Patti Callahan Henry
New York Times bestselling author Patti Callahan Henry has published nine novels: Losing the Moon, Where the River Runs, When Light Breaks,Between the Tides, The Art of Keeping Secrets, Driftwood Summer, The Perfect Love Song, Coming up for Air and the upcoming And Then I FoundYou—which will be released by St. Martin’s Press in April 2013. Hailed as a fresh new voice in southern fiction, Henry has been shortlisted for the Townsend Prize for Fiction, and nominated four different times for the Southeastern Independent Booksellers Novel of the Year. Her work is published in five languages and in audiobook by Brilliance Audio.
Henry has appeared in numerous magazines including Good Housekeeping, skirt! magazine, South magazine, and Southern Living. Two of her novels were Okra Picks and Coming up For Air was selected for the August 2011 Indie Next List. She is a frequent speaker at fundraisers, library events and book festivals. A full time writer, wife, and mother of three—Henry lives in Mountain Brook, Alabama.

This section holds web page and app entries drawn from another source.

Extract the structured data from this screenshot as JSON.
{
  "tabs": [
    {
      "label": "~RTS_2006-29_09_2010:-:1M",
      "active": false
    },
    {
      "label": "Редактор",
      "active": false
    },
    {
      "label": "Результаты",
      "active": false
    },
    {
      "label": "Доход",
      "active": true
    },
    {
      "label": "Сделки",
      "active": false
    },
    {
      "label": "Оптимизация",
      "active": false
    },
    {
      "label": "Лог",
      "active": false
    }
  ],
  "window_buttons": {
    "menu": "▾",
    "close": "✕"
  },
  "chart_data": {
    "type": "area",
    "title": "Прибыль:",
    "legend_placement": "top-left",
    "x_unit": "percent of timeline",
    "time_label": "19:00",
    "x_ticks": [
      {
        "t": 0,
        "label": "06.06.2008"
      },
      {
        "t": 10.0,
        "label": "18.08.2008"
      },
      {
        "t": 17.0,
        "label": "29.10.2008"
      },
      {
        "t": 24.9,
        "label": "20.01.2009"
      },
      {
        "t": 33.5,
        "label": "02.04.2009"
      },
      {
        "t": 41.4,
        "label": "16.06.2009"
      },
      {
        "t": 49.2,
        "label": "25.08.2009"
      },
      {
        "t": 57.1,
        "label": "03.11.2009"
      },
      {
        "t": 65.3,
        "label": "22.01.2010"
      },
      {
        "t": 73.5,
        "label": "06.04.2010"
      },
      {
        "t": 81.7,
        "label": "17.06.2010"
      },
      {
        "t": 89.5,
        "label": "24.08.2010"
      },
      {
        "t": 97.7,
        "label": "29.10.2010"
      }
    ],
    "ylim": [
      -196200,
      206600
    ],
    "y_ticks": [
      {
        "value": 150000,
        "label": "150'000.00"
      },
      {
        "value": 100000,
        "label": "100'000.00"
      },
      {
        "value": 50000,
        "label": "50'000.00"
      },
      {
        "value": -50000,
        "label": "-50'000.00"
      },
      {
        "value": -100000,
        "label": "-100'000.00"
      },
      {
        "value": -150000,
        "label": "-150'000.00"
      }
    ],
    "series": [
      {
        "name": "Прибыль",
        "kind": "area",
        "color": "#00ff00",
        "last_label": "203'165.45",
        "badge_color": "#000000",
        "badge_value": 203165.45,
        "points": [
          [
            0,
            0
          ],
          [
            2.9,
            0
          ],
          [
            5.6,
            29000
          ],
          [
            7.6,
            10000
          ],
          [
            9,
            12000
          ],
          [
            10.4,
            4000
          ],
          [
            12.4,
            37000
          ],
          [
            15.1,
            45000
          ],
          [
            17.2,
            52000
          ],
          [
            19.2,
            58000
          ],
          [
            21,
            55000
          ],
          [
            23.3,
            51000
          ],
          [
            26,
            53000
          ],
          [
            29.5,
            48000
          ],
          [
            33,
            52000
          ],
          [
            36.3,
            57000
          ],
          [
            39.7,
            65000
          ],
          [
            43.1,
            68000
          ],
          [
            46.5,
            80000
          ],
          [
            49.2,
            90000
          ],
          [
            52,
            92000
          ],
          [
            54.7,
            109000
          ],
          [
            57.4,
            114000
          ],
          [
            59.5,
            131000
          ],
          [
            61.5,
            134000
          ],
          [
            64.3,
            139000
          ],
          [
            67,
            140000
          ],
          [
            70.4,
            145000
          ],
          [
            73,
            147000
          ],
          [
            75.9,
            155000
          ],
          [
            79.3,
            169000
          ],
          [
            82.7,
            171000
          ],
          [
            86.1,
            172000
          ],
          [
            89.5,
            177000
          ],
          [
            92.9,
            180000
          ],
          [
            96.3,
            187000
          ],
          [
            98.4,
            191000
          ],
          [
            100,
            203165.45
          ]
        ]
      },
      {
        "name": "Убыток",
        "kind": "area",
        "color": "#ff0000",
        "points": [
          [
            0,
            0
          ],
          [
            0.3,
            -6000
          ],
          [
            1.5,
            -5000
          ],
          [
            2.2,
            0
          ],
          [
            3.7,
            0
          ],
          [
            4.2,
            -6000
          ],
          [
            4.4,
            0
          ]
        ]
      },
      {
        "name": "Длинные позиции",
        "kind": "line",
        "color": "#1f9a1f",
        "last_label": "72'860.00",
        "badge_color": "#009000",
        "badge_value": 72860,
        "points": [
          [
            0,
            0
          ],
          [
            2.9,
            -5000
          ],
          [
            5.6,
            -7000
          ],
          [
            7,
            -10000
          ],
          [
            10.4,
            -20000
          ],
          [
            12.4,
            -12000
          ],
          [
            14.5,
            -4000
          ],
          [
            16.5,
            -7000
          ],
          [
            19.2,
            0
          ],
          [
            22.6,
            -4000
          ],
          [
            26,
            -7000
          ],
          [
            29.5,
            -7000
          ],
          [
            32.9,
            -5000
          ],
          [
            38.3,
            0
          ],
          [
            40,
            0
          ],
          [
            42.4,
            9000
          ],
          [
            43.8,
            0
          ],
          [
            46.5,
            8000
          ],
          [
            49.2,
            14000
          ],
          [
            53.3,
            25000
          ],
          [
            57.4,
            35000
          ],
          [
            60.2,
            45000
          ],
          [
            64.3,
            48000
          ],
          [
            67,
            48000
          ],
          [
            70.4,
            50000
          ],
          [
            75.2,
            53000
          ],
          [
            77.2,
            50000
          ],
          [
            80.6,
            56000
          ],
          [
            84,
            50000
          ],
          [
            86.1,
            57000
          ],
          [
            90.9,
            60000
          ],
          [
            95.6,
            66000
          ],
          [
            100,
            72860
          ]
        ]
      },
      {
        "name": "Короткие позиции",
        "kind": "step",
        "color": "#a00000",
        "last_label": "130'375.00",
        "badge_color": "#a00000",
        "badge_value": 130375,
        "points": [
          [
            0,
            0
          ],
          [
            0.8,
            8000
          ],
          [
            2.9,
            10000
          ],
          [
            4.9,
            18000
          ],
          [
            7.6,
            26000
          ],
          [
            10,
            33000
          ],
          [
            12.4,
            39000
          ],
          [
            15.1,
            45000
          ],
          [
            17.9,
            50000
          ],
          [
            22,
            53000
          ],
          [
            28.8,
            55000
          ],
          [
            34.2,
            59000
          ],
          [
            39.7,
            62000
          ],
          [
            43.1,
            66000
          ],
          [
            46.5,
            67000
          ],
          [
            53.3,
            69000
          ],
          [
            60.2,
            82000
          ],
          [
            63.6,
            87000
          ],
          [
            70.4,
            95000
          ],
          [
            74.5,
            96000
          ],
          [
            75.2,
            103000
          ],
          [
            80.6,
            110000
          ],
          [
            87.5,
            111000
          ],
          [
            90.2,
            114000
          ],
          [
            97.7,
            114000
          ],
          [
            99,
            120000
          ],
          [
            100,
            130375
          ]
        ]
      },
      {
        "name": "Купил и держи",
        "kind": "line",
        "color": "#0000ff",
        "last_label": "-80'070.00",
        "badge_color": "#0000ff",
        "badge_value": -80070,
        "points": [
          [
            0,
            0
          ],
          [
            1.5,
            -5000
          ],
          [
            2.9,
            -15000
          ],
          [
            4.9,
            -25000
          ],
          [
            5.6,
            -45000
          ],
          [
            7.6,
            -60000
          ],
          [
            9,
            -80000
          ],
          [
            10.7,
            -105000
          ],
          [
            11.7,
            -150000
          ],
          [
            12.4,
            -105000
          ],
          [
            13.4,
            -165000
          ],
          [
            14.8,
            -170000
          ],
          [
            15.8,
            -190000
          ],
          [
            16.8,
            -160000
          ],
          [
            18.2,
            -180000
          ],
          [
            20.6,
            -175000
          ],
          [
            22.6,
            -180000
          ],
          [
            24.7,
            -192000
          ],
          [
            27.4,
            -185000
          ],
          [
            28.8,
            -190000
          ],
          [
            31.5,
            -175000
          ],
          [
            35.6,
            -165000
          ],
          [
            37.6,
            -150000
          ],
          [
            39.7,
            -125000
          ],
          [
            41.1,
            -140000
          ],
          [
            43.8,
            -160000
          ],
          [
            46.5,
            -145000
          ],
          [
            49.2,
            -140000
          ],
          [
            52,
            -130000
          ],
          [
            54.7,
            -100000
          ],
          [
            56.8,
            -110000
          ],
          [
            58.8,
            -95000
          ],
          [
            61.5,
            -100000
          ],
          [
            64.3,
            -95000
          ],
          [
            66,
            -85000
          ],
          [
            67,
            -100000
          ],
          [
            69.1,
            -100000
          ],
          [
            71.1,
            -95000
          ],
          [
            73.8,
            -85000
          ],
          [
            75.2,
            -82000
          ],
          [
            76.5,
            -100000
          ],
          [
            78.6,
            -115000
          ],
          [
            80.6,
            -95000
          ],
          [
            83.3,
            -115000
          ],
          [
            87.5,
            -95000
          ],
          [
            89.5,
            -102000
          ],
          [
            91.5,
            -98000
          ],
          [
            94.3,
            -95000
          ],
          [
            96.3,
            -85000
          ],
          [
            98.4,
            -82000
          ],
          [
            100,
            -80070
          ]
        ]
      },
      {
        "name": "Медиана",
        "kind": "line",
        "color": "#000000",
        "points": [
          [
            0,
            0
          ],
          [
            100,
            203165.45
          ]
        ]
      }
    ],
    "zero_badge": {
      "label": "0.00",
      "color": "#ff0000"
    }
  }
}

Patti Callahan Henry grew up in Philadelphia, the daughter of an Irish minister, and moved south with her family when she was 12 years old. With the idea that being a novelist was “unrealistic,” she set her sights on becoming a pediatric nurse, graduating from Auburn University with a degree in nursing, and from Georgia State with a Master’s degree in Child Health. She left nursing to raise her first child, Meagan, and not long after having her third child, Rusk, she began writing down the stories that had always been in her head. Henry wrote early in the mornings, before her children woke for the day, but it wasn’t until Meagan, then six, told her mother that she wanted “to be a writer of books” when she grew up, that Henry realized that writing was her own dream as well. She began taking writing classes at Emory University, attending weekend writers’ conferences, and educating herself about the publishing industry, rising at 4:30 AM to write. Her first book, Losing the Moon, was published in 2004.